Vance said he knows people who “view Hillary Clinton as the representative of a cultural tribe that is alien and hostile and judgmental of nearly everything about their way of life. … That feeling of cultural alienation is very real. … There is a certain amount of cultural condescension that comes from the elites to the rest of the country.”
Vance suffered a chaotic childhood with an addicted, unpredictable and serially monogamous mother and gained a measure of stability — and academic confidence — when he came permanently to live with his colorful and plain-spoken “Mamaw,” who was the rock of his life.
Befuddled by financial aid forms for college, Vance instead chose a four-year stint with the Marines, which taught him about travel, discipline, fitness and budgeting.
By the time he attended Ohio State, he was on an unstoppable academic roll. He went to Yale, he tells readers, because although expensive, it offered him the best deal financially.
Vance said his good luck is that he had mentors and “that people who had no reason to decide to be nice to me decided that they were going to be nice to me.”
But at Yale, he felt his “otherness,” and he set out to discern how he had made it out of the dead-end background for which he might have been destined: someone who screamed at their partner, didn’t read to their children and quit a job because they grew tired of getting up early.

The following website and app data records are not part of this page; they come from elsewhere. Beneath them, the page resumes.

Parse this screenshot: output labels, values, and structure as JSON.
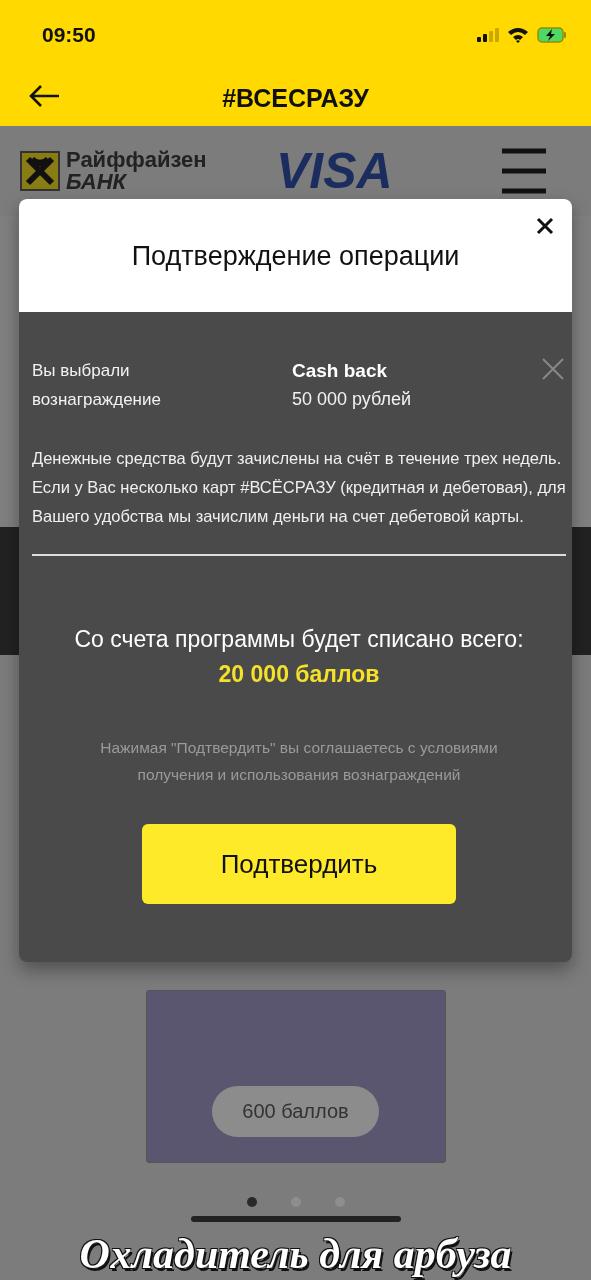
{
  "status_bar": {
    "time": "09:50"
  },
  "header": {
    "title": "#ВСЕСРАЗУ"
  },
  "brand": {
    "bank_name": "Райффайзен",
    "bank_subtitle": "БАНК",
    "card_logo": "VISA"
  },
  "background_card": {
    "price": "600 баллов"
  },
  "carousel_dots": [
    {
      "selected": true
    },
    {
      "selected": false
    },
    {
      "selected": false
    }
  ],
  "dialog": {
    "title": "Подтверждение операции",
    "reward_label": "Вы выбрали вознаграждение",
    "reward_name": "Cash back",
    "reward_amount": "50 000 рублей",
    "description": "Денежные средства будут зачислены на счёт в течение трех недель. Если у Вас несколько карт #ВСЁСРАЗУ (кредитная и дебетовая), для Вашего удобства мы зачислим деньги на счет дебетовой карты.",
    "total_label": "Со счета программы будет списано всего:",
    "total_value": "20 000 баллов",
    "disclaimer": "Нажимая \"Подтвердить\" вы соглашаетесь с условиями получения и использования вознаграждений",
    "confirm_button": "Подтвердить"
  },
  "caption": "Охладитель для арбуза"
}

Such a feeling of unworthiness can set in early, Vance said. He worked briefly as a substitute teacher between college and law school and remembers a child “in one of the pretty poor schools” who got to school and refused to remove his coat: He had dressed himself but had forgotten to put on a shirt. He knew he would be harassed for it by other students.

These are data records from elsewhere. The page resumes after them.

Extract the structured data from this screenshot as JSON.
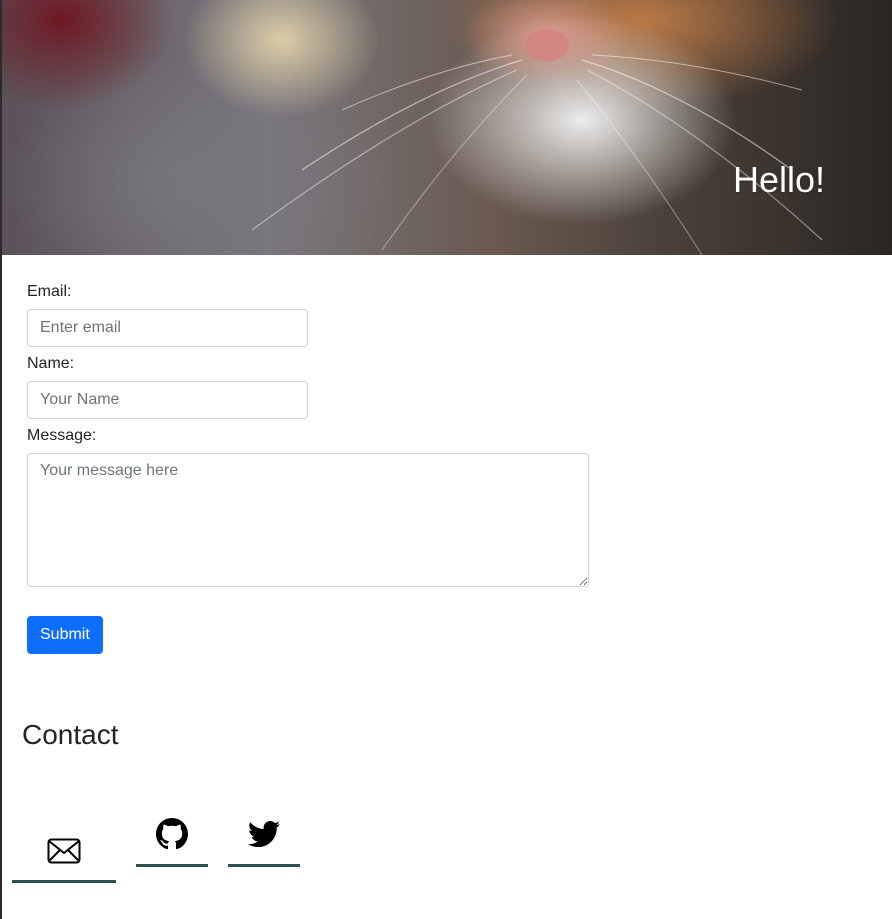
{
  "hero": {
    "title": "Hello!",
    "image": "cat-photo"
  },
  "form": {
    "email_label": "Email:",
    "email_placeholder": "Enter email",
    "email_value": "",
    "name_label": "Name:",
    "name_placeholder": "Your Name",
    "name_value": "",
    "message_label": "Message:",
    "message_placeholder": "Your message here",
    "message_value": "",
    "submit_label": "Submit"
  },
  "contact": {
    "title": "Contact",
    "links": [
      {
        "icon": "envelope-icon"
      },
      {
        "icon": "github-icon"
      },
      {
        "icon": "twitter-icon"
      }
    ]
  },
  "colors": {
    "primary": "#0d6efd",
    "underline": "#2f4f4f",
    "text": "#212529"
  }
}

Vance knows that the “Hillbilly Elegy” name has sparked some controversy among whether an Ohio-bred, Yale-educated, Silicon Valley-practicing attorney gets to author anything with a title that starts with the word “Hillbilly.”
The word has a double-edged meaning, Vance said: It can be used pejoratively, to humiliate a person, or positively, as when “hillbillies” in Middletown use it to describe themselves and their culture: “Using the word ‘hillbilly’ comes along with a certain baggage, and I get it.”

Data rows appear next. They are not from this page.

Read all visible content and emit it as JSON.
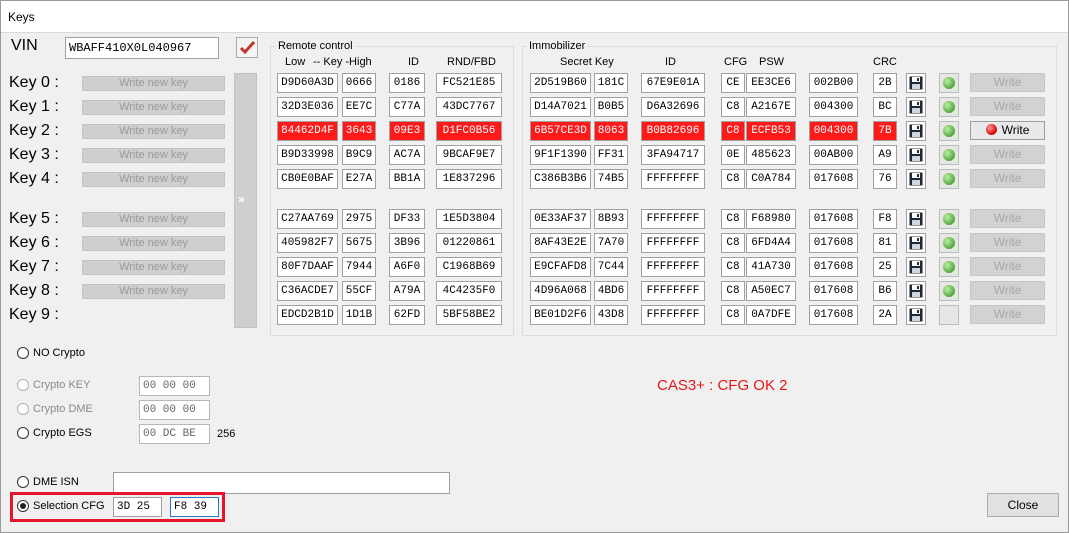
{
  "window": {
    "title": "Keys"
  },
  "vin": {
    "label": "VIN",
    "value": "WBAFF410X0L040967"
  },
  "key_labels": [
    "Key 0 :",
    "Key 1 :",
    "Key 2 :",
    "Key 3 :",
    "Key 4 :",
    "Key 5 :",
    "Key 6 :",
    "Key 7 :",
    "Key 8 :",
    "Key 9 :"
  ],
  "write_new_key_label": "Write new key",
  "arrow_label": "»",
  "remote": {
    "title": "Remote control",
    "headers": {
      "low": "Low",
      "key_high": "-- Key -High",
      "id": "ID",
      "rnd": "RND/FBD"
    },
    "rows": [
      {
        "low": "D9D60A3D",
        "high": "0666",
        "id": "0186",
        "rnd": "FC521E85"
      },
      {
        "low": "32D3E036",
        "high": "EE7C",
        "id": "C77A",
        "rnd": "43DC7767"
      },
      {
        "low": "84462D4F",
        "high": "3643",
        "id": "09E3",
        "rnd": "D1FC0B56"
      },
      {
        "low": "B9D33998",
        "high": "B9C9",
        "id": "AC7A",
        "rnd": "9BCAF9E7"
      },
      {
        "low": "CB0E0BAF",
        "high": "E27A",
        "id": "BB1A",
        "rnd": "1E837296"
      },
      {
        "low": "C27AA769",
        "high": "2975",
        "id": "DF33",
        "rnd": "1E5D3804"
      },
      {
        "low": "405982F7",
        "high": "5675",
        "id": "3B96",
        "rnd": "01220861"
      },
      {
        "low": "80F7DAAF",
        "high": "7944",
        "id": "A6F0",
        "rnd": "C1968B69"
      },
      {
        "low": "C36ACDE7",
        "high": "55CF",
        "id": "A79A",
        "rnd": "4C4235F0"
      },
      {
        "low": "EDCD2B1D",
        "high": "1D1B",
        "id": "62FD",
        "rnd": "5BF58BE2"
      }
    ]
  },
  "immobilizer": {
    "title": "Immobilizer",
    "headers": {
      "secret_key": "Secret Key",
      "id": "ID",
      "cfg": "CFG",
      "psw": "PSW",
      "crc": "CRC"
    },
    "rows": [
      {
        "sk1": "2D519B60",
        "sk2": "181C",
        "id": "67E9E01A",
        "cfg": "CE",
        "psw": "EE3CE6",
        "psw2": "002B00",
        "crc": "2B"
      },
      {
        "sk1": "D14A7021",
        "sk2": "B0B5",
        "id": "D6A32696",
        "cfg": "C8",
        "psw": "A2167E",
        "psw2": "004300",
        "crc": "BC"
      },
      {
        "sk1": "6B57CE3D",
        "sk2": "8063",
        "id": "B0B82696",
        "cfg": "C8",
        "psw": "ECFB53",
        "psw2": "004300",
        "crc": "7B"
      },
      {
        "sk1": "9F1F1390",
        "sk2": "FF31",
        "id": "3FA94717",
        "cfg": "0E",
        "psw": "485623",
        "psw2": "00AB00",
        "crc": "A9"
      },
      {
        "sk1": "C386B3B6",
        "sk2": "74B5",
        "id": "FFFFFFFF",
        "cfg": "C8",
        "psw": "C0A784",
        "psw2": "017608",
        "crc": "76"
      },
      {
        "sk1": "0E33AF37",
        "sk2": "8B93",
        "id": "FFFFFFFF",
        "cfg": "C8",
        "psw": "F68980",
        "psw2": "017608",
        "crc": "F8"
      },
      {
        "sk1": "8AF43E2E",
        "sk2": "7A70",
        "id": "FFFFFFFF",
        "cfg": "C8",
        "psw": "6FD4A4",
        "psw2": "017608",
        "crc": "81"
      },
      {
        "sk1": "E9CFAFD8",
        "sk2": "7C44",
        "id": "FFFFFFFF",
        "cfg": "C8",
        "psw": "41A730",
        "psw2": "017608",
        "crc": "25"
      },
      {
        "sk1": "4D96A068",
        "sk2": "4BD6",
        "id": "FFFFFFFF",
        "cfg": "C8",
        "psw": "A50EC7",
        "psw2": "017608",
        "crc": "B6"
      },
      {
        "sk1": "BE01D2F6",
        "sk2": "43D8",
        "id": "FFFFFFFF",
        "cfg": "C8",
        "psw": "0A7DFE",
        "psw2": "017608",
        "crc": "2A"
      }
    ]
  },
  "write_label": "Write",
  "crypto": {
    "no_crypto": "NO Crypto",
    "key": {
      "label": "Crypto KEY",
      "value": "00 00 00"
    },
    "dme": {
      "label": "Crypto DME",
      "value": "00 00 00"
    },
    "egs": {
      "label": "Crypto EGS",
      "value": "00 DC BE",
      "suffix": "256"
    },
    "dme_isn": {
      "label": "DME ISN",
      "value": ""
    },
    "selection_cfg": {
      "label": "Selection CFG",
      "v1": "3D 25",
      "v2": "F8 39"
    }
  },
  "status": "CAS3+ : CFG OK 2",
  "close_label": "Close",
  "colors": {
    "highlight": "#ff1a1a",
    "status": "#e31818",
    "callout": "#e5152b"
  }
}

I think I’ve sort of opened the book on my personal life as much as I care to.
Vance was raised in Ohio, but his environment was steeped by hillbilly mores.
“We’re allowed to call ourselves hillbillies,” Vance said, describing it as “a loving term when used by members of my family.”
He doesn’t plan a follow-up to “Hillbilly Elegy”: “I think I’ve sort of opened the book on my personal life as much as I care to.”
If Vance wrote another book, it could be about the role of Christianity in opening up social capital — the knowledge and mentoring about the larger world and its opportunities — and making a difference in the lives of children.
Vance said, “It really worries me that lower-education people are going to church less and less.”
If you go
When: 9 a.m.-4:30 p.m. Nov. 5
Where: Frankfort Convention Center, 405 Mero St., Frankfort
J.D. Vance will discuss “Hillbilly Elegy: A Memoir of a Family and Culture in Crisis” at 3 p.m. on the book fair’s main stage. Other events on the main stage include Pulitzer Prize winner Maria Henson, interviewed by Bill Goodman, at 10 a.m.
Events will also take place in the Green River Room and Kentucky River/Cumberland River Rooms, including the Affrilachian Poets 25th Anniversary Reading at 1 p.m. in the Kentucky River/Cumberland River Rooms.
From “Hillbilly Elegy,” by J.D. Vance:
“Mamaw always resented the hillbilly stereotype — the idea that our people were a bunch of slobbering morons. But the fact is that I was remarkably ignorant of how to get ahead. Not knowing things that many others do often has serious economic consequences. It cost me a job in college (apparently Marine Corps combat boots and khaki pants aren’t proper interview attire) and could have cost me a lot more in law school if I hadn’t had a few people helping me every step of the way.”